Information from all Registries
Despite different population characteristics and methods that have been used by the MND and ALS Registries across the world, we can see that the results are quite consistent with the average age of diagnosis above 60 years of age, spinal or limb onset (weakness in the arms or legs) as the most common site of onset and more males than females being diagnosed with MND/ALS.
There are also MND/ALS registries in Belgrade, Belgium and the Russian Federation that have recently started their journey, which will all add vital information to our understanding of MND/ALS around the world.
Disease registries are critical tools in understanding how the incidence and prevalence of MND/ALS is changing over time and location.
MND/ALS registries across the world give us an insight into the age when most people are diagnosed and the most common part of the body the disease may be starting in (site of onset).

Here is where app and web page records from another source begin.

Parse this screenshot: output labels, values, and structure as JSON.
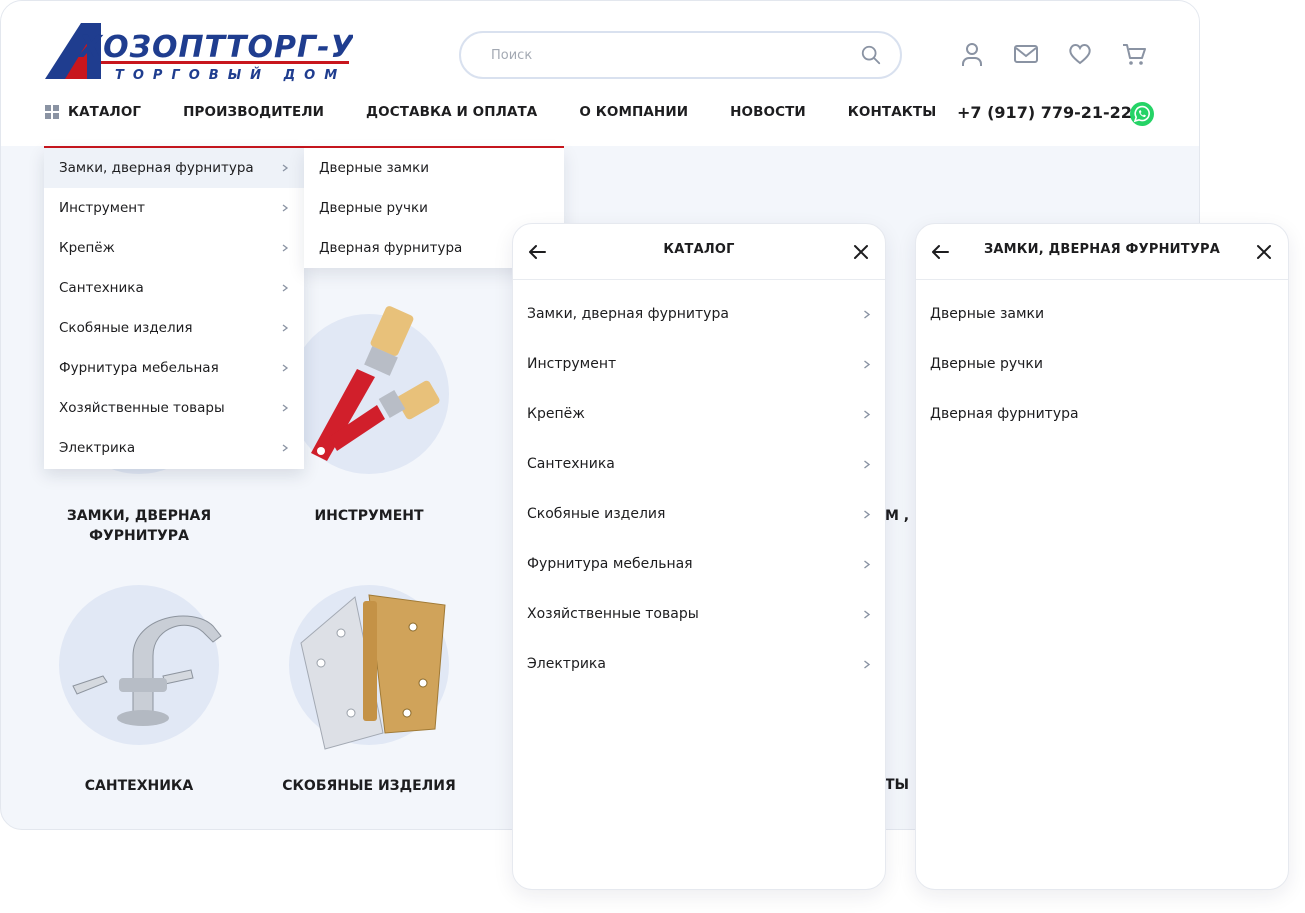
{
  "brand": {
    "logo_main": "ХОЗОПТТОРГ-УФА",
    "logo_sub": "ТОРГОВЫЙ ДОМ"
  },
  "search": {
    "placeholder": "Поиск"
  },
  "header_icons": [
    "user-icon",
    "mail-icon",
    "heart-icon",
    "cart-icon"
  ],
  "nav": {
    "items": [
      {
        "label": "КАТАЛОГ",
        "icon": "grid-icon"
      },
      {
        "label": "ПРОИЗВОДИТЕЛИ"
      },
      {
        "label": "ДОСТАВКА И ОПЛАТА"
      },
      {
        "label": "О КОМПАНИИ"
      },
      {
        "label": "НОВОСТИ"
      },
      {
        "label": "КОНТАКТЫ"
      }
    ],
    "phone": "+7 (917) 779-21-22",
    "whatsapp_icon": "whatsapp-icon"
  },
  "dropdown": {
    "categories": [
      "Замки, дверная фурнитура",
      "Инструмент",
      "Крепёж",
      "Сантехника",
      "Скобяные изделия",
      "Фурнитура мебельная",
      "Хозяйственные товары",
      "Электрика"
    ],
    "subcategories": [
      "Дверные замки",
      "Дверные ручки",
      "Дверная фурнитура"
    ]
  },
  "grid": {
    "cards": [
      {
        "label_line1": "ЗАМКИ, ДВЕРНАЯ",
        "label_line2": "ФУРНИТУРА"
      },
      {
        "label_line1": "ИНСТРУМЕНТ",
        "label_line2": ""
      },
      {
        "label_line1": "САНТЕХНИКА",
        "label_line2": ""
      },
      {
        "label_line1": "СКОБЯНЫЕ ИЗДЕЛИЯ",
        "label_line2": ""
      }
    ],
    "partial_text_1": "М ,",
    "partial_text_2": "ТЫ"
  },
  "mobile_catalog": {
    "title": "КАТАЛОГ",
    "items": [
      "Замки, дверная фурнитура",
      "Инструмент",
      "Крепёж",
      "Сантехника",
      "Скобяные изделия",
      "Фурнитура мебельная",
      "Хозяйственные товары",
      "Электрика"
    ]
  },
  "mobile_sub": {
    "title": "ЗАМКИ, ДВЕРНАЯ ФУРНИТУРА",
    "items": [
      "Дверные замки",
      "Дверные ручки",
      "Дверная фурнитура"
    ]
  },
  "colors": {
    "brand_blue": "#1f3d8f",
    "brand_red": "#c8161d",
    "whatsapp_green": "#25d366",
    "background": "#f3f6fb"
  }
}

In addition to helping us understand key information on how the disease is changing over time, collecting information about who has MND/ALS and where they live will help us ensure that care resources are being put into the right areas and study whether there might be environmental factors at play.

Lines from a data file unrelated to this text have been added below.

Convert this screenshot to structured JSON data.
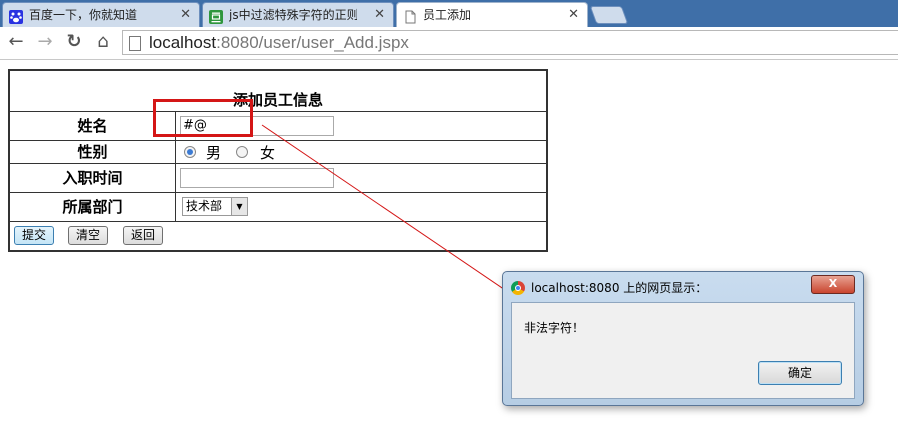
{
  "tabs": [
    {
      "title": "百度一下，你就知道",
      "close": "✕",
      "icon": "baidu-paw-icon"
    },
    {
      "title": "js中过滤特殊字符的正则表",
      "close": "✕",
      "icon": "douban-icon"
    },
    {
      "title": "员工添加",
      "close": "✕",
      "icon": "page-icon"
    }
  ],
  "toolbar": {
    "back": "←",
    "forward": "→",
    "reload": "↻",
    "home": "⌂",
    "url_host": "localhost",
    "url_path": ":8080/user/user_Add.jspx"
  },
  "form": {
    "caption": "添加员工信息",
    "name_label": "姓名",
    "name_value": "#@",
    "gender_label": "性别",
    "gender_male": "男",
    "gender_female": "女",
    "gender_selected": "男",
    "hire_label": "入职时间",
    "hire_value": "",
    "dept_label": "所属部门",
    "dept_value": "技术部",
    "submit": "提交",
    "clear": "清空",
    "back": "返回"
  },
  "dialog": {
    "title": "localhost:8080 上的网页显示：",
    "close": "X",
    "message": "非法字符！",
    "ok": "确定"
  },
  "colors": {
    "annotation_red": "#d41616",
    "tabstrip": "#3f6fa8"
  }
}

Thank you to everyone who has joined the MND Register to date and to everyone who will join the MND Register in the future. The MND Register of England, Wales and Northern Ireland has already become the fourth largest population register for MND/ALS in Europe and as the project continues to move forward apace, is set to become one of the biggest MND/ALS Registers in the world.

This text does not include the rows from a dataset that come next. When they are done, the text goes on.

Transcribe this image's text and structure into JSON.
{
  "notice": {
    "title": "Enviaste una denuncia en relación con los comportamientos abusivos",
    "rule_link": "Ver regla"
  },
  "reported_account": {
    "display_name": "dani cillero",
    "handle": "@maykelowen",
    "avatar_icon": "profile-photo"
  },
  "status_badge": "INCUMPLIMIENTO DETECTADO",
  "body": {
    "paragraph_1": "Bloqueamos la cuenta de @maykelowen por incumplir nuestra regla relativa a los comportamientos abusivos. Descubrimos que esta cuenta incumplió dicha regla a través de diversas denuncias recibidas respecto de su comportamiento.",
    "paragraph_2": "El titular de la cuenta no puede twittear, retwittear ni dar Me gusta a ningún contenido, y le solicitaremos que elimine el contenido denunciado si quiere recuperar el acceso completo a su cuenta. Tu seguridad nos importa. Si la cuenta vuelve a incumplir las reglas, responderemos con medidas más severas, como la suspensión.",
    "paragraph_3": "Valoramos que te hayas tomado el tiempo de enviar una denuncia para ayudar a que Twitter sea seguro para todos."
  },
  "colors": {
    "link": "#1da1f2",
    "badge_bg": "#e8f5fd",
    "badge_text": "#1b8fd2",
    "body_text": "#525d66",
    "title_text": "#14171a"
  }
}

We anticipate that the MND Register of England, Wales and Northern Ireland will make a fundamental contribution to our understanding of how MND may be changing across the three countries as well as improvements in treatments over the coming years.